Because premature infants may lack any or all of these abilities, they may be more vulnerable to the types of inflammation that lead to NEC.2
Full-term infants who get NEC almost always do so because they are already sick or, in some cases, have a low body weight for their gestational age. They might have congenital heart disease or have had vascular bypass surgery, for example, possibly affecting the blood supply to the intestines.2
Full-term infants are usually diagnosed with NEC earlier than are premature infants (day 5 versus day 13 on average), possibly because they start feeding earlier. The condition is equally life threatening in premature and full-term infants.3
A recent NICHD-supported study found that a common type of medication, sometimes given to infants for acid reflux and called “H2-blockers,” was associated with a slight increase in the risk of NEC in preterm infants.4
Necrotizing Enterocolitis (NEC): Research Goals
The goals of NICHD research on necrotizing enterocolitis (NEC) include:
- Developing a better understanding of the causes of the disease.
- Finding ways to identify newborns at risk for developing NEC.
- Finding ways to prevent the development of NEC.
- Developing better treatments for the disease; for example, by comparing outcomes of various surgical techniques.
- Understanding the long-term effects of NEC in infants who survive the disease.
Necrotizing Enterocolitis (NEC): Research Activities and Scientific Advances
The NICHD's Pregnancy and Perinatology Branch (PPB) supports a wide range of research on NEC. Recent PPB-supported studies have produced the following findings:
- Supplementation with oral epidermal growth factor reduces both the incidence and severity of NEC in rats, suggesting a therapeutic approach for both the prevention and treatment of NEC.
- H2-blockers, a common type of medication given to infants for acid reflux, slightly increase the risk for NEC.
- Steroids given to pregnant women who are at risk for preterm delivery reduce the risk of death or NEC in infants born at 22 weeks of gestation.
- Very low birth weight Down syndrome infants are at a higher risk for death due to NEC and other conditions than are very low birth weight infants without Down syndrome.
- Very low birth weight infants who acquire infections, including NEC, in the newborn period are more likely to have developmental impairments than similar infants who do not acquire infections.
In addition, the Pediatric Growth and Nutrition Branch studies ways to identify infants at risk for NEC and to prevent this condition. Researchers investigating feeding supplementation with prebiotics and probiotics have shown that altering bacterial populations in the infant gut may have promise. They are exploring ways to replace aggressive pathological organisms with organisms commonly found in the human gastrointestinal tract that cause no harm.

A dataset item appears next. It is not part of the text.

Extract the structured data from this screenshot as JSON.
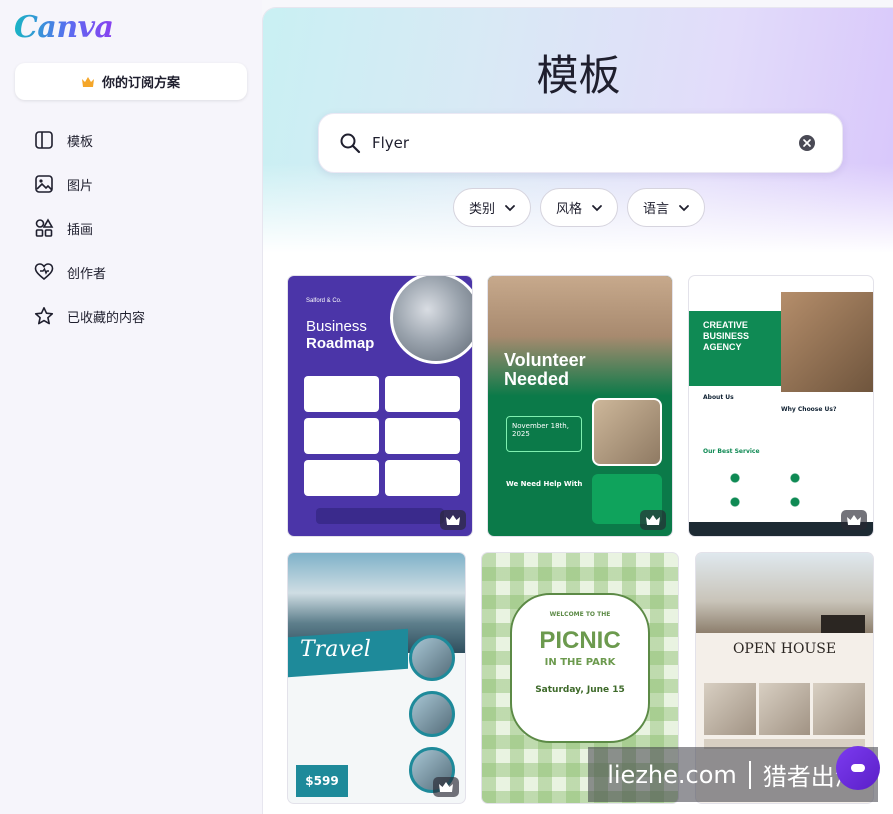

- The NICHD Neonatal Research Network (NRN), funded by the PPB, is a network of academic centers that aim to answer critical research questions pertaining to the advancement of neonatal care.
- Recent network studies included an observational trial of NEC that found survival was only 51% after hospital discharge in infants who had surgery for NEC or intestinal perforation. Follow-up at 18 months found continued poor outcomes. Children who underwent laparotomy, which involves making a large incision in the abdomen and removing dead tissue, were less likely to have neurodevelopmental impairment than were those who underwent intestinal drain placement, also called primary peritoneal drainage. The latter technique involves a small incision and the insertion of a soft drain tube. A randomized trial comparing drain versus laparotomy for outcomes at 18 months is under way.
- The NICHD's Best Pharmaceuticals in Children Act (BPCA) Activities, supported through the Obstetric and Pediatric Pharmacology and Therapeutics Branch, include studies of antibiotic treatments for NEC and their short- and long-term effects on infant health.
- The PPB supports the systematic reviews conducted by the Cochrane Neonatal Review Group on topics related to neonatal health, including NEC.